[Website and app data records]
/---

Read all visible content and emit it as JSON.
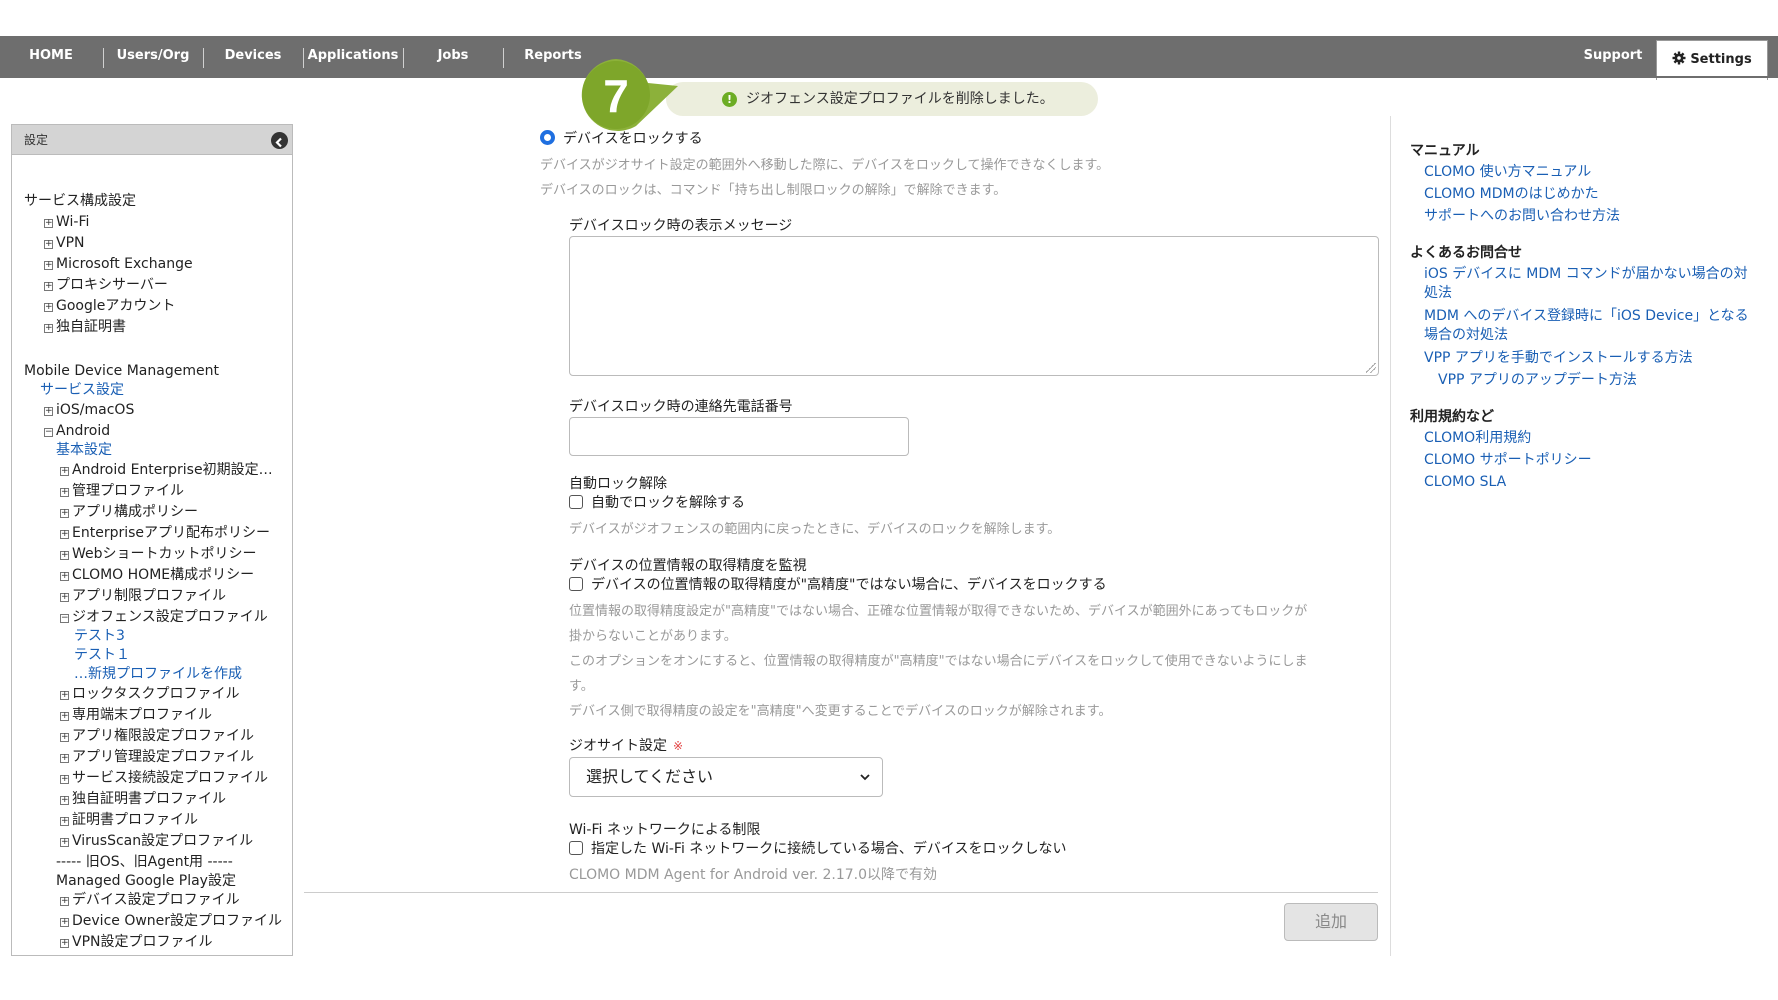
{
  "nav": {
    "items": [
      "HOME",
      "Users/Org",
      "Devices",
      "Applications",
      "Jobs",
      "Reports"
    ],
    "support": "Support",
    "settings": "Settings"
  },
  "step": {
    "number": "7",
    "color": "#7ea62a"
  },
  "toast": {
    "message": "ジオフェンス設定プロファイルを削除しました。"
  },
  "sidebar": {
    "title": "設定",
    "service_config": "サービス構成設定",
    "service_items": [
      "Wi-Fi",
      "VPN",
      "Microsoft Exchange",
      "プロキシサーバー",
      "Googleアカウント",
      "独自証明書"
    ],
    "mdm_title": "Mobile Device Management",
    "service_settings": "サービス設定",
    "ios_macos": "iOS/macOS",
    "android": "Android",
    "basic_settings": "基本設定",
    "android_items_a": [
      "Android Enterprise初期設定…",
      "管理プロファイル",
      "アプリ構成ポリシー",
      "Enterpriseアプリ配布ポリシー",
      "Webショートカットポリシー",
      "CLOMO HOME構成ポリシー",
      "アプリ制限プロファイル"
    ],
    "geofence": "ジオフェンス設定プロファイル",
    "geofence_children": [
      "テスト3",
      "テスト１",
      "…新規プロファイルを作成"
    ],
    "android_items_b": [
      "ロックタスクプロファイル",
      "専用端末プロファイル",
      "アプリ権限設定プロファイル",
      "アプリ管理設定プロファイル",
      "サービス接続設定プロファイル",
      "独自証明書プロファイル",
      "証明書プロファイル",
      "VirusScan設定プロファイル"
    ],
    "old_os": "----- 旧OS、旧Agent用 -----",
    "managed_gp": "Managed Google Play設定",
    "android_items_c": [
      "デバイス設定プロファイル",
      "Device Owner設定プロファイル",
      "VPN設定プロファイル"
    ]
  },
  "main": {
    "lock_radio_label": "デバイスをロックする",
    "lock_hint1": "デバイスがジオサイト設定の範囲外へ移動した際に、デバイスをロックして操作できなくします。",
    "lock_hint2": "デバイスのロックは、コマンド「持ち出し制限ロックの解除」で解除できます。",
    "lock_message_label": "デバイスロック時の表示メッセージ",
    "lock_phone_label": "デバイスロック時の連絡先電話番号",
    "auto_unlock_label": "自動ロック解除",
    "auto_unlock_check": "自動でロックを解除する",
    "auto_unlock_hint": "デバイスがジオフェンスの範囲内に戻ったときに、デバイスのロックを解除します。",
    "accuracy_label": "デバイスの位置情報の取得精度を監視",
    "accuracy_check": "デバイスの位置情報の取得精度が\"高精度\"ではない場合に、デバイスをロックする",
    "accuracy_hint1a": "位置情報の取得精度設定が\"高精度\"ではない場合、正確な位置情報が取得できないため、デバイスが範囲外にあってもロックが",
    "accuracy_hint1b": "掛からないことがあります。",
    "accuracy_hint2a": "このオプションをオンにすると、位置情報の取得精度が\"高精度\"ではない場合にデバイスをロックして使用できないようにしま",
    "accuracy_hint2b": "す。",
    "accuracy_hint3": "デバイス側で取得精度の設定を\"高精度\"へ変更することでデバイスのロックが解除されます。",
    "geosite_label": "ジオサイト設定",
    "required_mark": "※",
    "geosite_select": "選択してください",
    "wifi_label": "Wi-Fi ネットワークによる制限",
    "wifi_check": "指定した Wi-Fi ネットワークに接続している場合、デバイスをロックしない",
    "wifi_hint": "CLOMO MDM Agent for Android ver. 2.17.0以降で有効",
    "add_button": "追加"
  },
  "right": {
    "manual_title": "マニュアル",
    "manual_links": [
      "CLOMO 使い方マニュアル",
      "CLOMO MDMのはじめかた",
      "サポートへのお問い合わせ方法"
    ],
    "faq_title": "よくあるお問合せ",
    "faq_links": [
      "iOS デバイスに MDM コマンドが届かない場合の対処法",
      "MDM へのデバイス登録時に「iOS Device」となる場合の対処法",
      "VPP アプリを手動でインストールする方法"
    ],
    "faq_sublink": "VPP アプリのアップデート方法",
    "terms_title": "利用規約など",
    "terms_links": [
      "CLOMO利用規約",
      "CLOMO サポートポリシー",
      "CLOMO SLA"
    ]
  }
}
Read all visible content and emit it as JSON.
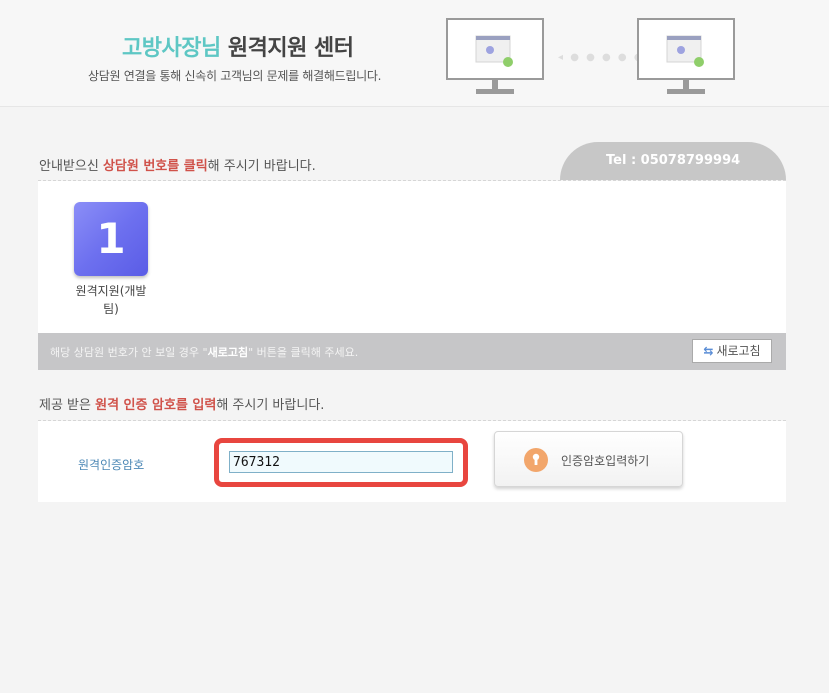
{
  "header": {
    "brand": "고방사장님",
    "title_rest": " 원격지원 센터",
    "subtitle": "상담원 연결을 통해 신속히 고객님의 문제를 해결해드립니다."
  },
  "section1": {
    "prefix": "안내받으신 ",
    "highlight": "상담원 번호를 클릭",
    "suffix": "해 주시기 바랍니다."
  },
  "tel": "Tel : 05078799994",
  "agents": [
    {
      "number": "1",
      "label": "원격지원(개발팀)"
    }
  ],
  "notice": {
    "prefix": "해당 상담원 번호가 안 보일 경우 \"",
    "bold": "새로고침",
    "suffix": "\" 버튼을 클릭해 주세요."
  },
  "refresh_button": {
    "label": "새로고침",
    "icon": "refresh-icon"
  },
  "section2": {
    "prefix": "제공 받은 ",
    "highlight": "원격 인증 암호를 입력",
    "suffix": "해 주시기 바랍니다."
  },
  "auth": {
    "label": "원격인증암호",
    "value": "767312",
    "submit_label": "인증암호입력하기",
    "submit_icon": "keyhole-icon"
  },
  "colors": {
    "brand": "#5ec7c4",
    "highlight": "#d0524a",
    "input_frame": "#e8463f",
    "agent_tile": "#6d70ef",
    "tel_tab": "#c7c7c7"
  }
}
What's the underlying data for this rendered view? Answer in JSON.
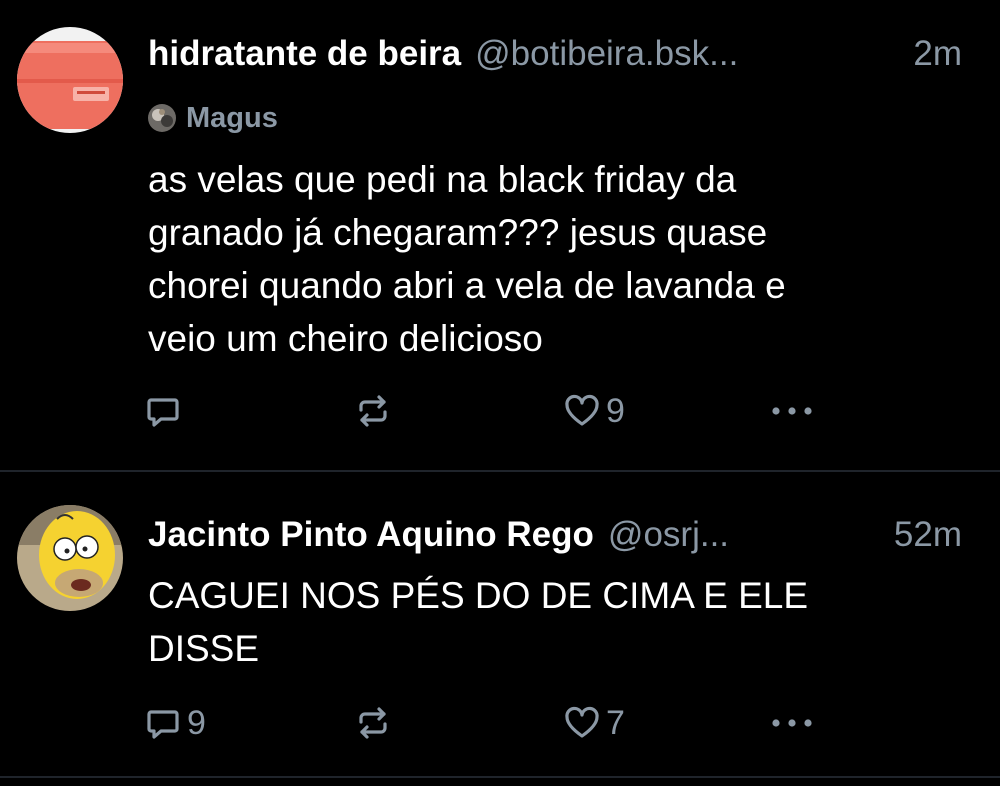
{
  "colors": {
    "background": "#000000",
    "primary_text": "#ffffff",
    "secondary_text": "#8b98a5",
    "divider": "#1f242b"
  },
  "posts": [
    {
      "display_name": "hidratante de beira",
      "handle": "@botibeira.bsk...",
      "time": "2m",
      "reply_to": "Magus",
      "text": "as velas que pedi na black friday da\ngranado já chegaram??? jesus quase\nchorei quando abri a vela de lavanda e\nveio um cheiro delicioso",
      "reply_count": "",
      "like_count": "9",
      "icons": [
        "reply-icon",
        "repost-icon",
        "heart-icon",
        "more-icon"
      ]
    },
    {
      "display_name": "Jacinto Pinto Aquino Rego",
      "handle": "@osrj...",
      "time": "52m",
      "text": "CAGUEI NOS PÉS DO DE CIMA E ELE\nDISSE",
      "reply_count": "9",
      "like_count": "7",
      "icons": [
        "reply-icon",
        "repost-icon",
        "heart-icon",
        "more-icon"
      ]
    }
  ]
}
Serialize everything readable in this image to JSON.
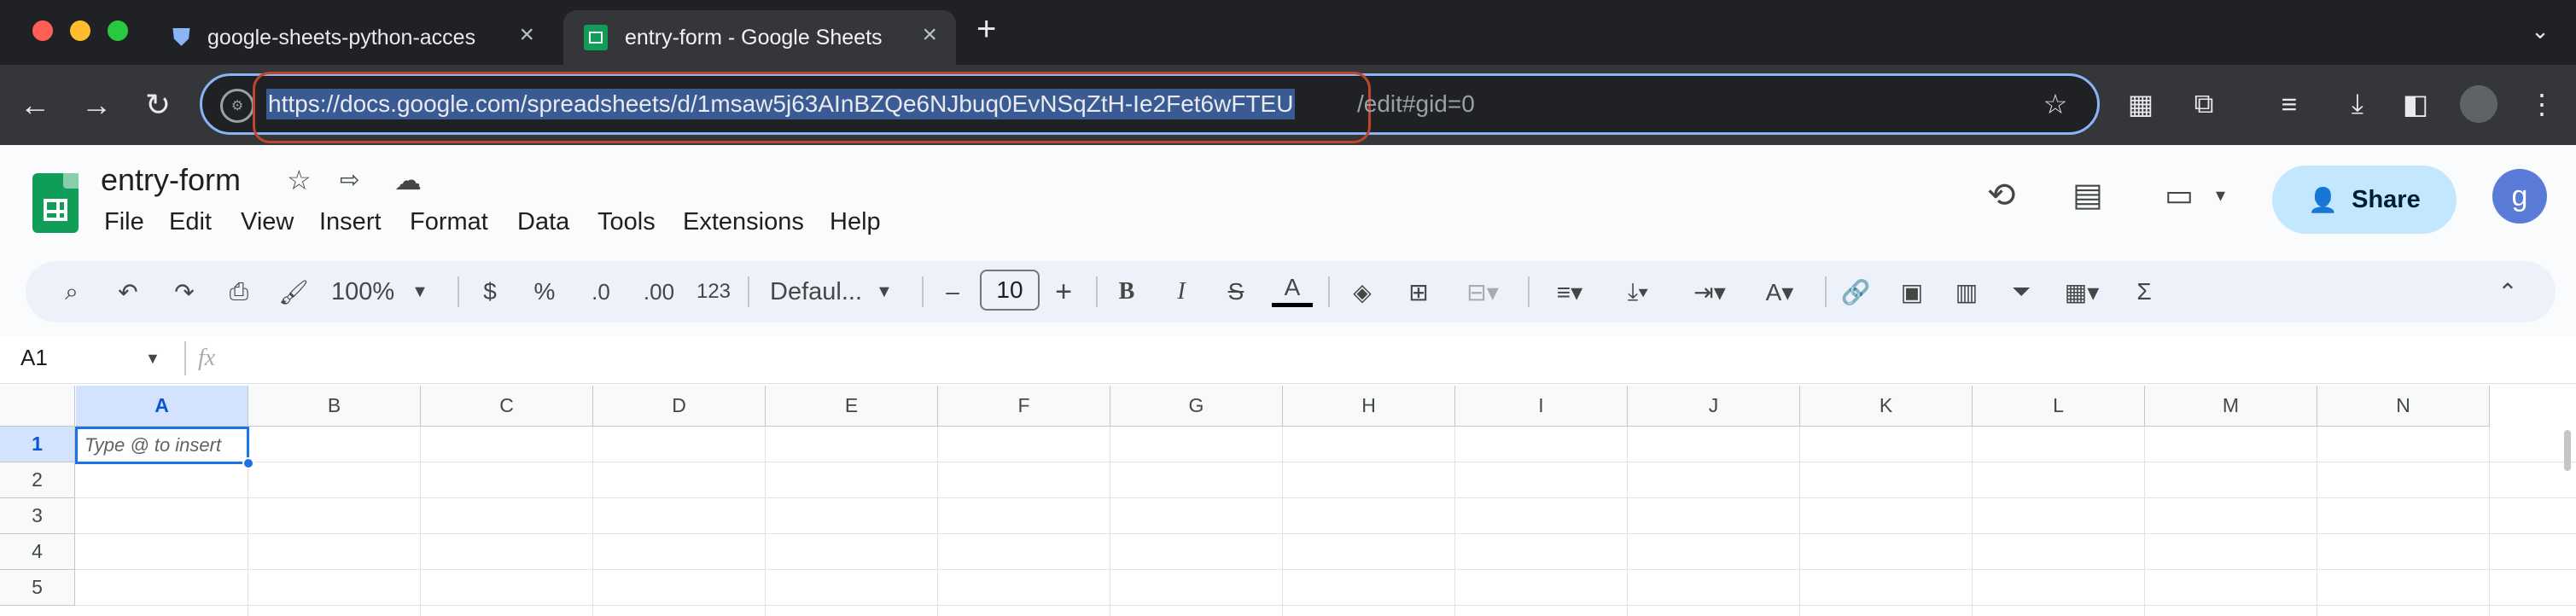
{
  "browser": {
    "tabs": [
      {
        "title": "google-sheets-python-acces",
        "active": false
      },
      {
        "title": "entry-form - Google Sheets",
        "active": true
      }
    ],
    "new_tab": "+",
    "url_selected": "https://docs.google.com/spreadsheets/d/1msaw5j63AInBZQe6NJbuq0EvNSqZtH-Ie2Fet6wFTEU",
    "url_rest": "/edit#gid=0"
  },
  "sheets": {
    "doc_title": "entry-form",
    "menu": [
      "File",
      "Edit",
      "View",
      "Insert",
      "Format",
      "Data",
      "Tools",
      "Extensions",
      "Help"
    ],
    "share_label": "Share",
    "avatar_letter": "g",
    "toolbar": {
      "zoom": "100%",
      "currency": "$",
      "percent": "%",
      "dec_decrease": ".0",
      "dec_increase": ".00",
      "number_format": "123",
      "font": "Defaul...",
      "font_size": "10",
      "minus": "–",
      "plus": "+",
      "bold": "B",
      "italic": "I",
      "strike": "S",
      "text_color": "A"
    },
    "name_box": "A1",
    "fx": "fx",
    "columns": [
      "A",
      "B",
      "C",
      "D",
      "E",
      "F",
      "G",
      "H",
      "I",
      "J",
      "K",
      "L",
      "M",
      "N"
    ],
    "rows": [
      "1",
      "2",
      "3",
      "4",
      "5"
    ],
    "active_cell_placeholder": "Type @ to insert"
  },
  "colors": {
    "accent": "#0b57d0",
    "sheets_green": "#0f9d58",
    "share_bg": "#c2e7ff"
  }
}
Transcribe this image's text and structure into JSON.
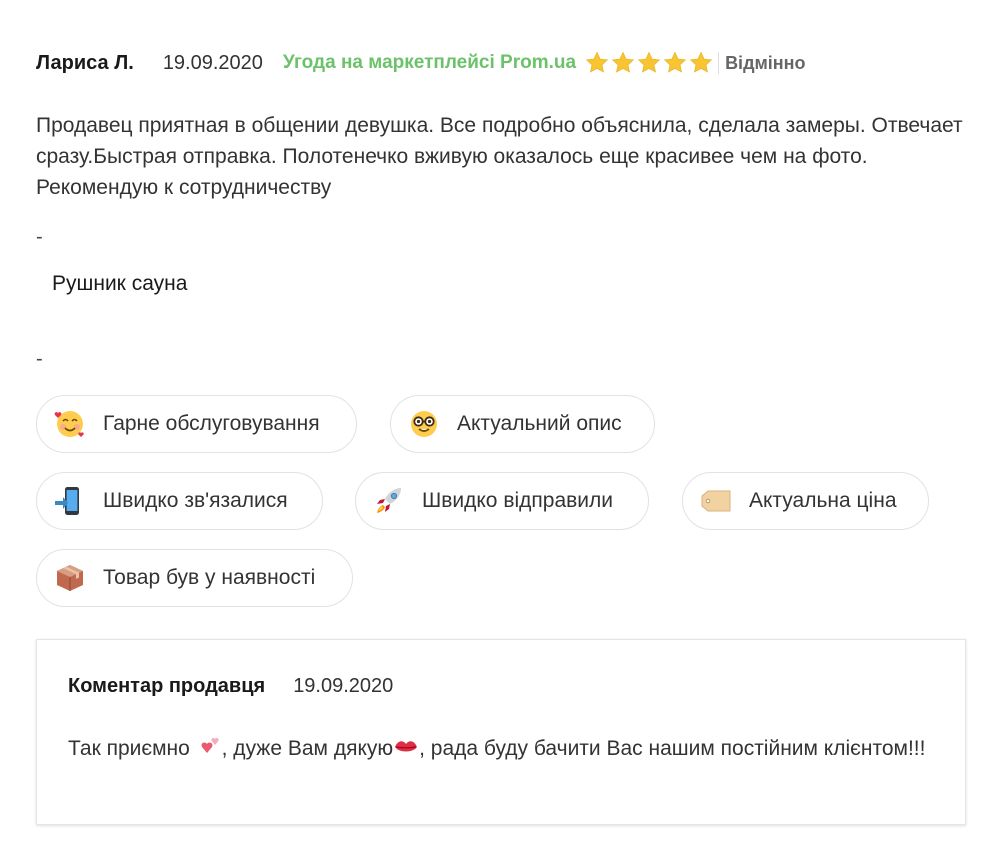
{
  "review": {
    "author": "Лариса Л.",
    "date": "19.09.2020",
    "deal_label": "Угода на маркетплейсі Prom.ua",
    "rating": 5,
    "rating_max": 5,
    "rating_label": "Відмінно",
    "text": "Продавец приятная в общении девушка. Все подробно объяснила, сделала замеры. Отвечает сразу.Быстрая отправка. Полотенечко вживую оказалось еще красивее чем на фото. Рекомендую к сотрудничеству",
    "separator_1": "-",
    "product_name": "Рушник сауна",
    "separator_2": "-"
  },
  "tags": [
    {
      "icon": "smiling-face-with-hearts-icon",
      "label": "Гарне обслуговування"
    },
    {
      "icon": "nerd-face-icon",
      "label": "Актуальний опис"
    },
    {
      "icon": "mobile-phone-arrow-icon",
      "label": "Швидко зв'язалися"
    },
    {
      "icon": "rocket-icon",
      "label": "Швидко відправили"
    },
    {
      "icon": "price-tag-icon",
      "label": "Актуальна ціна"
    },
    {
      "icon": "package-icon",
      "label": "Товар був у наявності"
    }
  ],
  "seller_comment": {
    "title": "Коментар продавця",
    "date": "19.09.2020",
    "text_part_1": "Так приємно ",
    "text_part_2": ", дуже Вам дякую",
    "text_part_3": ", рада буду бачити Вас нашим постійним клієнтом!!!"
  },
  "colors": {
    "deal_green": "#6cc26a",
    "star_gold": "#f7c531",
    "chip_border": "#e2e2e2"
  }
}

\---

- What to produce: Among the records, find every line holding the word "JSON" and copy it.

- Answer space:
Read all visible content and emit it as JSON.
Read all visible content and emit it as JSON.
What's the underlying data for this rendered view? Answer in JSON.
Serialize everything readable in this image to JSON.
Transcribe this image's text and structure into JSON.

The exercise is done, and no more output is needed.